Turkey vexed with Russia after Syria strikes convoy
Following Syrian airstrikes on a Turkish convoy, Russia appears to be keeping calm and staying the course, but developments on the ground are spinning quickly.
Aug 20 2019
By Maxim A. Suchkov*
MOSCOW — Syrian air force strikes on a Turkish military convoy in Idlib province Aug. 19 are straining relations between Russia and Turkey.
An Aug. 19 press release on the situation from the Turkish Defense Ministry doesn’t
mention Syria once, but refers to the Russian Federation four times — making it clear
Ankara sees the deadly incident as a face-
Turkey said the attack took the lives of three civilians and wounded 12, but provided no information on the victims.
Following Turkey’s statement, Russian officials and state media kept mum, waiting for the Kremlin’s reaction, which didn’t take long. After welcoming French President Emmanuel Macron to Moscow that day, Russian President Vladimir Putin reiterated Moscow’s support for Damascus' military push in Idlib province.
“I would like to note that before the corresponding agreements were signed in Sochi on the demilitarization of part of the Idlib zone, about 50% of that territory was under terrorist control, and now that number is 90%. We are observing constant raids from there, and more than that, we are seeing the movement of militants from that region to other parts of the world, and this is extremely dangerous,” Putin said.
“There were also numerous attempts to attack our air base in Khmeimim from the Idlib zone, so we support Syrian army efforts to carry out local operations to neutralize these terrorist threats,” he added, signaling Russia’s rationale for the military action in Idlib.
Putin also brushed off Western accusations that Russia violated the very principle of the deescalation zone.
“I would like to remind you that no one ever talked about terrorists having an opportunity to concentrate in the Idlib zone and to feel comfortable operating there. On the contrary, it was stressed that the fight against terrorists would continue,” he said.
Russia and Turkey had seen positive momentum in their relationship, with Moscow acting
as a “strategic security provider” to Ankara. Russia delivered the first part of
The situation in Idlib, however, has been threatening to sour the relationship for quite some time, with the most dramatic disagreements kicking in since April.
The deal that Russian and Turkish leaders brokered last year in Sochi was expected
to navigate the stormy waters, but fell short of serving its purpose. Moscow pins
the blame for this failure on Ankara, though it refrains from critical public statements
on the subject. Ankara on the one hand supports Syrian opposition groups loyal to
Turkey in their battles with the Hayat Tahrir al-
Russia perhaps could have lived with this if the forces grouped in Idlib that oppose
Syrian President Bashar al-
In this respect, the continuous shelling and drone attacks on the Russian air base provide Moscow with a perfect reason to back the Syrian army advance on areas that are held to pose a threat to Russia’s own military — something Putin pointed out.
In other words, Assad has a strategic problem with Turkish President Recep Tayyip Erdogan in Idlib, while Putin has a tactical one.
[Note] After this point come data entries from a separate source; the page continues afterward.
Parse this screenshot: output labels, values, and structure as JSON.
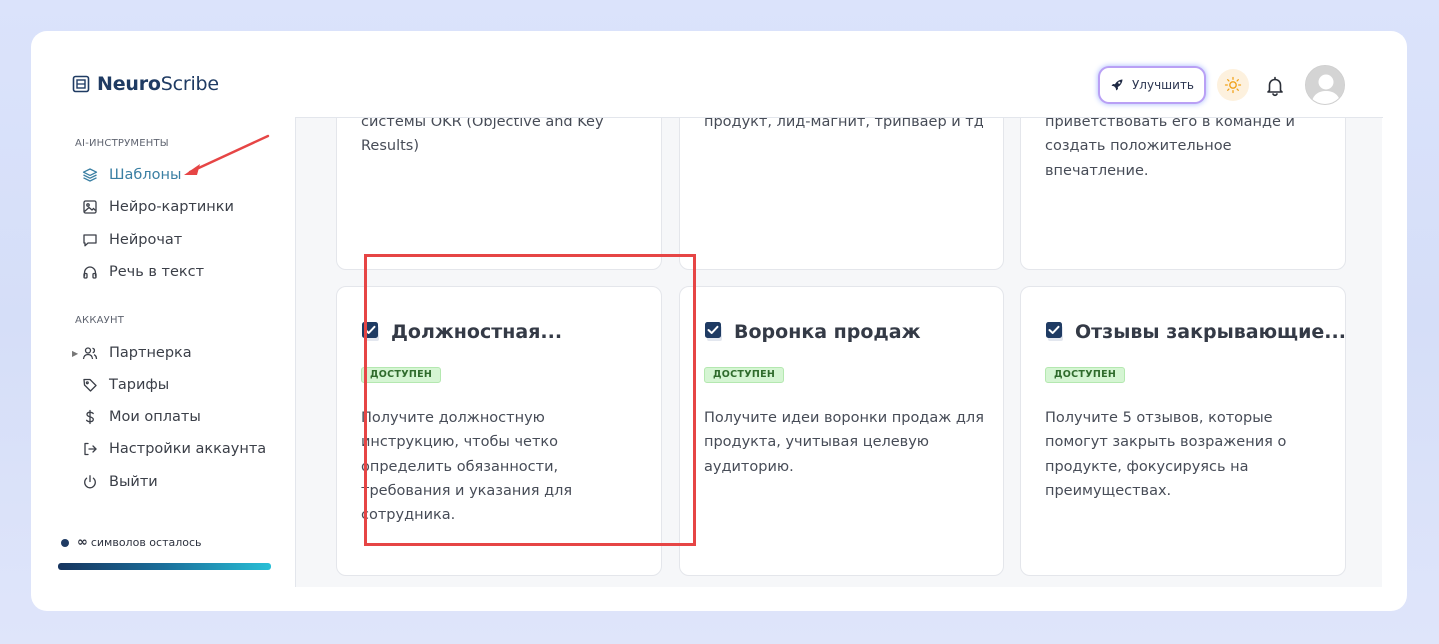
{
  "app": {
    "logo_bold": "Neuro",
    "logo_light": "Scribe"
  },
  "header": {
    "upgrade_label": "Улучшить",
    "icons": [
      "rocket-icon",
      "sun-icon",
      "bell-icon",
      "avatar"
    ]
  },
  "sidebar": {
    "section_tools": "AI-ИНСТРУМЕНТЫ",
    "tools": [
      {
        "label": "Шаблоны",
        "icon": "layers-icon",
        "active": true
      },
      {
        "label": "Нейро-картинки",
        "icon": "image-icon"
      },
      {
        "label": "Нейрочат",
        "icon": "chat-icon"
      },
      {
        "label": "Речь в текст",
        "icon": "headphones-icon"
      }
    ],
    "section_account": "АККАУНТ",
    "account": [
      {
        "label": "Партнерка",
        "icon": "users-icon"
      },
      {
        "label": "Тарифы",
        "icon": "tag-icon"
      },
      {
        "label": "Мои оплаты",
        "icon": "dollar-icon"
      },
      {
        "label": "Настройки аккаунта",
        "icon": "logout-icon"
      },
      {
        "label": "Выйти",
        "icon": "power-icon"
      }
    ],
    "usage": {
      "symbol": "∞",
      "label": "символов осталось"
    }
  },
  "top_cards": [
    {
      "desc": "системы OKR (Objective and Key Results)"
    },
    {
      "desc": "продукт, лид-магнит, трипваер и тд"
    },
    {
      "desc": "приветствовать его в команде и создать положительное впечатление."
    }
  ],
  "cards": [
    {
      "title": "Должностная...",
      "badge": "ДОСТУПЕН",
      "desc": "Получите должностную инструкцию, чтобы четко определить обязанности, требования и указания для сотрудника.",
      "highlighted": true
    },
    {
      "title": "Воронка продаж",
      "badge": "ДОСТУПЕН",
      "desc": "Получите идеи воронки продаж для продукта, учитывая целевую аудиторию."
    },
    {
      "title": "Отзывы закрывающие...",
      "badge": "ДОСТУПЕН",
      "desc": "Получите 5 отзывов, которые помогут закрыть возражения о продукте, фокусируясь на преимуществах."
    }
  ],
  "colors": {
    "accent": "#3a7fa3",
    "brand": "#1f3b63",
    "badge_bg": "#d5f5d3",
    "highlight": "#e64545",
    "arrow": "#e64545"
  }
}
This doesn’t necessarily make things any easier for any party, but provides a reason to believe that Russia and Turkey are unlikely to go to war with one another over Idlib — if, of course, no major incident happens to change their positions toward each other.
Another reason to presume the parties are capable of playing it cool is the communication
issue. Among the many things Moscow and Ankara learned during the stress test of
November 2015, when Turkey downed a Russian jet, was the need to communicate with
each other, rather than past each other, when deadly incidents occur. As there have
been only a couple of public statements on the attacked convoy so far, some military-
However, as the fighting in the Idlib “deescalation” zone rages on, pretty much all
the options on the table are uncomfortable for both Russia and Turkey. To make matters
This leaves Ankara to choose whatever it considers the lesser of two evils.
One option may include additional Turkish reinforcements and subsequent escalations with the Syrian army and, by extension, Russia — something that seems to be happening just now. Another option may imply an updated, if not a new, deal between Ankara and Moscow that — even though it might not sit well with Erdogan and his constituency — might still be better than open hostilities with Putin.
Russia, in turn, also risks getting itself dragged into a conflict that has little
to do with the overarching objectives of its Syria campaign, which were mostly about
dealing — both constructively and destructively — with the United States, not the
local powers. In theory, Russia could agree to the Ankara-
A popular Russian joke suggests that “a marriage of convenience” may prove the best solution, as long as the “convenience” is rightly calculated. In Idlib, Moscow and Ankara seem to be trying to ensure the “marriage” has common strategic interests.
*Maxim A. Suchkov, is editor of Al-